Cuyahoga Valley National Park, Ohio | Waterfalls, 200-year-old farmhouses and birds and animals are just some of the things you’ll see along the historic tow-path of the Ohio and Erie Canal. You can hike it, you can bike it, or you can drive between points of interest. Stop in at the canal Exploration Center which has been a residence, a boardinghouse and a blacksmith shop during its long career. You can also hike Brandywine Falls and watch the spring melt water roar over a 65 foot drop. In the springtime the park is especially lovely as rural Ohio bursts into bloom.

Glacier National Park, Mont. | Glacier’s famous Going-to-the-Sun-Road doesn’t open until the snow is off it, usually the end of May. Nevertheless, spring is a fantastic time to visit an otherwise very crowded park. Cyclists are especially lucky in springtime, because while the road isn’t open, the National Park Service is starting to clear Going-to-the-Sun and it’s often passable by bike. Get ready to enjoy one of America’s most stunning roads, but without any traffic.  

For those who don’t fancy an incredibly vertical bike trek through lingering snowbanks, Glacier is filled with lovely fields of flowers, fresh flowing waterfalls and plenty of hiking trails and scenic overlooks.

Sunrise view from top of Haleakala Crater [Maui, Hawaii]
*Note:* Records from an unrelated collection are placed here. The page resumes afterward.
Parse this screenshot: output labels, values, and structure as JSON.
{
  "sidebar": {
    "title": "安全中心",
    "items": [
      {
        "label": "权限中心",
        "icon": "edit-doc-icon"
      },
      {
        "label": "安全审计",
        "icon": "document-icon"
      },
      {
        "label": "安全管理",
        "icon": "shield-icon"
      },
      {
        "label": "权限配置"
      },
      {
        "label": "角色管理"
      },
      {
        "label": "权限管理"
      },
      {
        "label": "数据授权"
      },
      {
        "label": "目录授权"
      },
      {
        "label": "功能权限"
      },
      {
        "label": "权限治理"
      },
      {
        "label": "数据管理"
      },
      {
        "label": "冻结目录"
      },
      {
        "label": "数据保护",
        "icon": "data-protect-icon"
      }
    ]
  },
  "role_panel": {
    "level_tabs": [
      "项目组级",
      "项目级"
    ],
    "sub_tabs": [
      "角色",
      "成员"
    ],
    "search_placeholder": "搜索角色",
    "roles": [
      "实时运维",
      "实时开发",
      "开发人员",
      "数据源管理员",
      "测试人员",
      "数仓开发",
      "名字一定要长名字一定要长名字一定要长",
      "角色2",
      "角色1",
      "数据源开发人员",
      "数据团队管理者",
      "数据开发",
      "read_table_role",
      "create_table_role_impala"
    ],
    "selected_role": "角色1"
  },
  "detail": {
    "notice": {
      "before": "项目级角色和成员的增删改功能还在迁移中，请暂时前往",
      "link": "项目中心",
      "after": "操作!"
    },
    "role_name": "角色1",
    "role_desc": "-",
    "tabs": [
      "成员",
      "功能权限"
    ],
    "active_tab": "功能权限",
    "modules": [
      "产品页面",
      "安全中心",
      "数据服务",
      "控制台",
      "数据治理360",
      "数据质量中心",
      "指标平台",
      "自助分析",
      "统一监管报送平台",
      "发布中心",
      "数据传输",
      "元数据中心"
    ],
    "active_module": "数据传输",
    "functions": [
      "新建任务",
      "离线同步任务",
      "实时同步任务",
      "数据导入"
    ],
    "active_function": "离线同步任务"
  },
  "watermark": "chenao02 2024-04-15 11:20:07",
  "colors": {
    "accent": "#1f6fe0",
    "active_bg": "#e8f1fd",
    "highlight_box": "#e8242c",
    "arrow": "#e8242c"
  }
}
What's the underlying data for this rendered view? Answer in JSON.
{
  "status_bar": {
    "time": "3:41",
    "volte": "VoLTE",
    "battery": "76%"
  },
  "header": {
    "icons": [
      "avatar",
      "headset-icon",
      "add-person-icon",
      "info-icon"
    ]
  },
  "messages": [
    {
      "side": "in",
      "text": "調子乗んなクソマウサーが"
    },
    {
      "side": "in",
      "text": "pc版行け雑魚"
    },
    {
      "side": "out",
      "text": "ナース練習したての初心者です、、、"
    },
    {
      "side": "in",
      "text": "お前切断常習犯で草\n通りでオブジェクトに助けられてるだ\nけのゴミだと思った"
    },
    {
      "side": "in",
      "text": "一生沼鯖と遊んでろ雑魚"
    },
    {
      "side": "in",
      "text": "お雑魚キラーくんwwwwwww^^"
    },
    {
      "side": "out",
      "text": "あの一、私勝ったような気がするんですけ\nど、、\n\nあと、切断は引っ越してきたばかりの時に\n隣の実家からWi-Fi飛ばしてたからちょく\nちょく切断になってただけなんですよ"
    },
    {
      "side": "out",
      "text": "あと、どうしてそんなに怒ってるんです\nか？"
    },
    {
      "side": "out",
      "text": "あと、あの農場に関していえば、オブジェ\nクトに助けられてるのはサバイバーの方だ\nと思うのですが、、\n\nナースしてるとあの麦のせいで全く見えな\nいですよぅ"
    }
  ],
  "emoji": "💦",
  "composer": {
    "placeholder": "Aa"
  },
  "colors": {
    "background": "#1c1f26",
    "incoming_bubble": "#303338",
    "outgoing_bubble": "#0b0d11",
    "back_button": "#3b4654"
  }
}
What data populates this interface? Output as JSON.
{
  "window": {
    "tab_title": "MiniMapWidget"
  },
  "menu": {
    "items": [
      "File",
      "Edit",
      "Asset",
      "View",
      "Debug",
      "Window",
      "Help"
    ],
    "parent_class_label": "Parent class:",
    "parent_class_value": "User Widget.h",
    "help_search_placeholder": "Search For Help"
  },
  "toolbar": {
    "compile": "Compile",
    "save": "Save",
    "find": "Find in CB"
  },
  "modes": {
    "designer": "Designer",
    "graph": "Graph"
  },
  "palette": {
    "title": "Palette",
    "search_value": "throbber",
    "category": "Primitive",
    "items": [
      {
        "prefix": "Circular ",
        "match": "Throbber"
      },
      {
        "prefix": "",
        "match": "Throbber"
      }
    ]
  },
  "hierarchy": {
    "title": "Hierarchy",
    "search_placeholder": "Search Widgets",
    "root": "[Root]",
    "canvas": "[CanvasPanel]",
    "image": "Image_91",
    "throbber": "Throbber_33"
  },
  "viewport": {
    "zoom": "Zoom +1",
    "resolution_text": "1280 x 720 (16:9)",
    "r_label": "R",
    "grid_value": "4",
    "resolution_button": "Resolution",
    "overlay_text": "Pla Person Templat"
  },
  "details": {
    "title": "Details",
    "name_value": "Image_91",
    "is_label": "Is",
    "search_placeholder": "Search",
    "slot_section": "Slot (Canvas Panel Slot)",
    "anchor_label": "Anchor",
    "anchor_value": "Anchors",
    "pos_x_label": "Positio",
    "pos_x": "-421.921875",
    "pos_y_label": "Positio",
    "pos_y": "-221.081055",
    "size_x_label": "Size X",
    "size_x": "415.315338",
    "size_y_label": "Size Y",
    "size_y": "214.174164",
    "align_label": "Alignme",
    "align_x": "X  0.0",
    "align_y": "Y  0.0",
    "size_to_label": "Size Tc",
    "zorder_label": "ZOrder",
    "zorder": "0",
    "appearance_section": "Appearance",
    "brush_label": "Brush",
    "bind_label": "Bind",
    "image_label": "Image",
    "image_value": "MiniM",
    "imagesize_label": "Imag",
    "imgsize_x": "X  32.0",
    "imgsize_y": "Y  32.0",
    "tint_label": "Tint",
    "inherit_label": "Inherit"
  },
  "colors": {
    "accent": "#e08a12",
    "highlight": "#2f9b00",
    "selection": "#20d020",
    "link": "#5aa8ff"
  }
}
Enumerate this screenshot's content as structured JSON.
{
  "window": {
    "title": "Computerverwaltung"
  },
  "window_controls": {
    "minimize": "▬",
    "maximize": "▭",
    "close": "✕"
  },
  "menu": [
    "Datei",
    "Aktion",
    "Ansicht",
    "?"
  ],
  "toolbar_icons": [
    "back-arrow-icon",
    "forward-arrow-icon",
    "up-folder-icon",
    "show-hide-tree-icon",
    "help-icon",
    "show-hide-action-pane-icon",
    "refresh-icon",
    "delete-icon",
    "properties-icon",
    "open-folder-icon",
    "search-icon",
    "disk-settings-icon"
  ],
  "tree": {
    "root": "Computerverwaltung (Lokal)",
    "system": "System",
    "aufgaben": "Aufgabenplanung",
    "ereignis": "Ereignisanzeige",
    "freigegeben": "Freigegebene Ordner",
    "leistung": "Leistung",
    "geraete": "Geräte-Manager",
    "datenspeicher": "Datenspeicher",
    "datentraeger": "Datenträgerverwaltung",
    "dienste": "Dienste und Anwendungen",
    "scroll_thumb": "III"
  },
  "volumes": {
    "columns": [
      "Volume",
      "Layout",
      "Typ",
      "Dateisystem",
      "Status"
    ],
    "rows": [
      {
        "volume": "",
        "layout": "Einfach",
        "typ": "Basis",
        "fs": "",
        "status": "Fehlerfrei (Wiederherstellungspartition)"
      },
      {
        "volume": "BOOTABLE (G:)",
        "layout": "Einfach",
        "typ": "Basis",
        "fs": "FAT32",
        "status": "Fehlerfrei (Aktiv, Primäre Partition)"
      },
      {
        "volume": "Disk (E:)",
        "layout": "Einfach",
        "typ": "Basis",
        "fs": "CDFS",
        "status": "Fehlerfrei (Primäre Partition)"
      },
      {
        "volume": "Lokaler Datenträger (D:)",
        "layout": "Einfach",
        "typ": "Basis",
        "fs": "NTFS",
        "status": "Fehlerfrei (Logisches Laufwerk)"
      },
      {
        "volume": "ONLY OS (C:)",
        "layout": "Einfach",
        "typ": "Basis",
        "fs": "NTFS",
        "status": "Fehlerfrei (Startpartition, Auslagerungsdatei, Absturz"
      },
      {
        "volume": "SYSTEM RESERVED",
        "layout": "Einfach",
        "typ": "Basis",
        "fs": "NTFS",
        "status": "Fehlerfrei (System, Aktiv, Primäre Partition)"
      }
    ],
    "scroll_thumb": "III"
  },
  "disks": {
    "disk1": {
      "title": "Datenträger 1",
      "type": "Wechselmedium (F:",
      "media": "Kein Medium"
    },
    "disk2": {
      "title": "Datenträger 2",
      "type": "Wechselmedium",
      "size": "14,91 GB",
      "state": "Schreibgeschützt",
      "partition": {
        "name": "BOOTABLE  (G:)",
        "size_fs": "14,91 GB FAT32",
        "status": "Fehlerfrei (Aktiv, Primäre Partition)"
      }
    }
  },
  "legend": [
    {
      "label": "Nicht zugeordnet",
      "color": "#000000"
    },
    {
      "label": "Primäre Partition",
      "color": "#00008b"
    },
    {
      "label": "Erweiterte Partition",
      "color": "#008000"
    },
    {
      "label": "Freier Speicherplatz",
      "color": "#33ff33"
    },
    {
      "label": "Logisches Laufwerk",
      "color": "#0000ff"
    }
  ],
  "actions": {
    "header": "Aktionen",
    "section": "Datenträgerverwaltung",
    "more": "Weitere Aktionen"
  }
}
Haleakala National Park, Hawaii | By spring, the Hawaiian sunshine is strong and you’ll want to cover up with sunscreen and a good hat. Imagine the cooling nature of a hike through a dappled green bamboo grove at Haleakala National Park. You can also opt for hikes and drives through the stark volcanic landscape. Colorful sands, scudding clouds and the far-off crash of the ocean surf add to the atmosphere. Arrive at dawn or at dusk to watch the sun skim the horizon from the top of Haleakala. 

Kenai Fjords National Park, Alaska | Once spring is in the air, the animals come back to Kenai Fjords National Park and you’ll want to bring a good pair of binoculars so you can see them in action. Gray whales are the most impressive of these new inhabitants. Take a whale watching tour to see them when they breach for air. From a boat you’ll get to see the park from its best angle. Huge glaciers calve into the sea, chunks of ice host birds and fish teem beneath. On shore, black bears roam with their new cubs and you’ll want to make sure you watch these predators from a distance. 

Looking for more national park adventures? Here are 14 Miraculous National Parks You Never Hear About


Join DreamPlanGo's Community

Join over 100,000 travel enthusiasts!
Get DreamPlanGo's latest articles straight to your inbox, plan your next trip, help answer other traveler's questions

Carmen Fifield

The delight of finding an unknown park, a captivating history museum or a fantastic desert means exploration is never far from Carmen Fifield’s mind. Carmen’s favorite travel memories include biking to historic sites on the island of Guernsey, huffing and puffing up the stairs to the Great Wall of China and eating the most delicious crab cake ever in Halifax, Nova Scotia.

Carmen’s Favorite Travel Tip: Say goodbye to airplane food and tuck some fruit and your favorite sandwich into your carry-on.